Clearly, Saddam’s days are numbered. If he does not request asylum from some Iraqi-friendly nation like, say, France, once hostilities commence he can expect to see some heretofore unknown weapons emerge from U.S. arsenals. Two weeks ago, we reported on a key component of the President’s National Strategy to Combat Weapons of Mass Destruction: “The United States will continue to make clear that it reserves the right to respond with overwhelming force – including through resort to all of our options – to the use of [weapons of mass destruction] against the United States, our forces abroad, and friends and allies.” Of course, “all our options” includes our conventional and nuclear response and defense capabilities, like the new low-yield nuclear bunker augers that can reach Saddam Hussein in the deepest of rat holes.

The ideal time for “regime change” is prior to March, when the visibility and desert temperatures are optimal for military operations. As was the case with the 1991 Persian Gulf War, U.S. forces will be fully in place for an assault early in the new year.

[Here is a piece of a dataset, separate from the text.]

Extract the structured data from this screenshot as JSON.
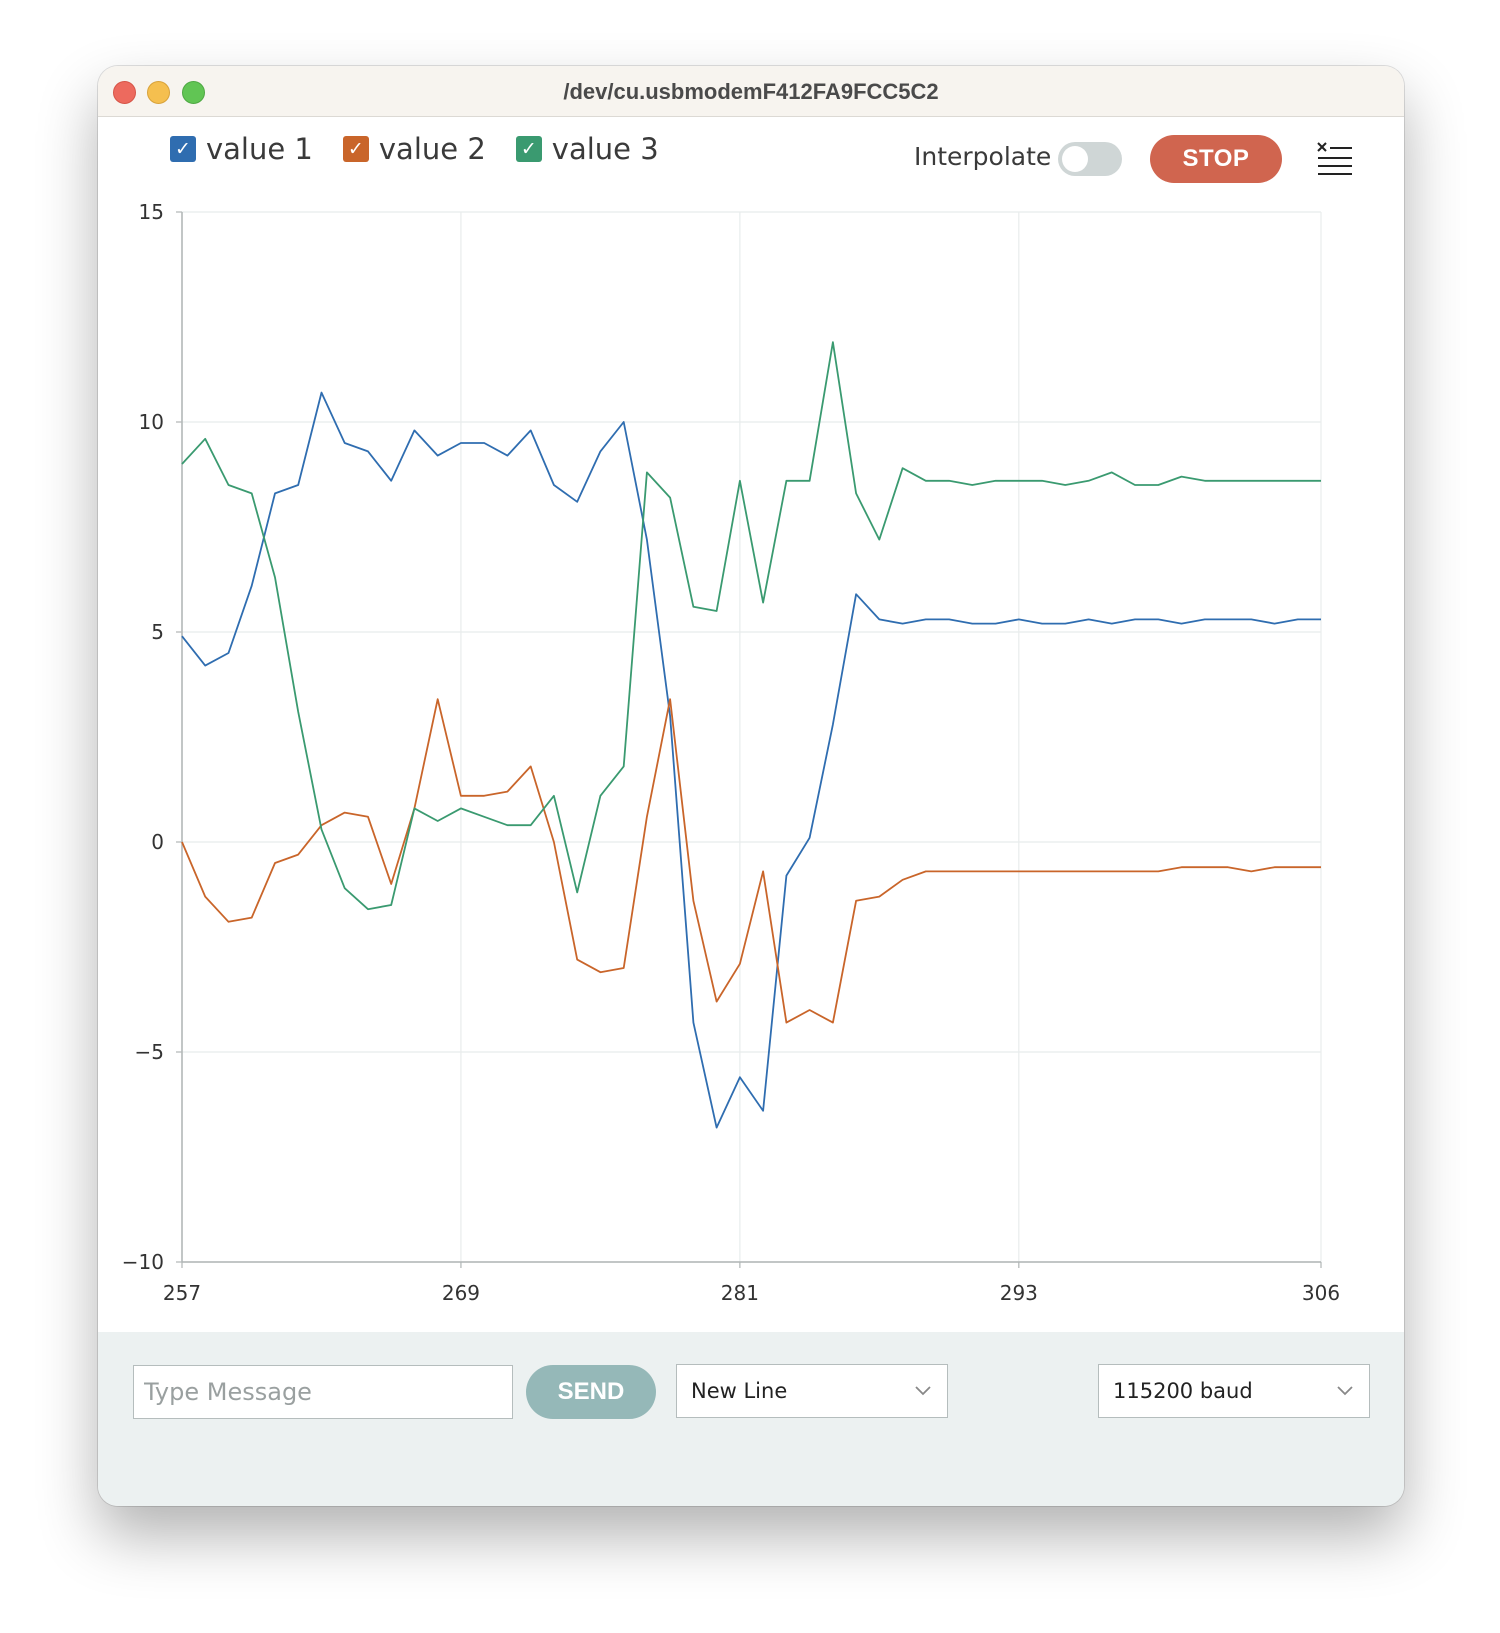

On the ground in Iraq, the Brussels-based International Crisis Group conducted large numbers of covert interviews in Baghdad, Mosul and Najaf, and ICG reports, “Few Iraqis opposed an invasion for patriotic reasons or fear that an attack would lead to heavy civilian casualties.” This finding is corroborated with numerous other reliable samplings of public opinion in Iraq regarding regime change. Most middle class Iraqis seem to believe that they have little to lose if the current tyrant dictator Saddam is removed.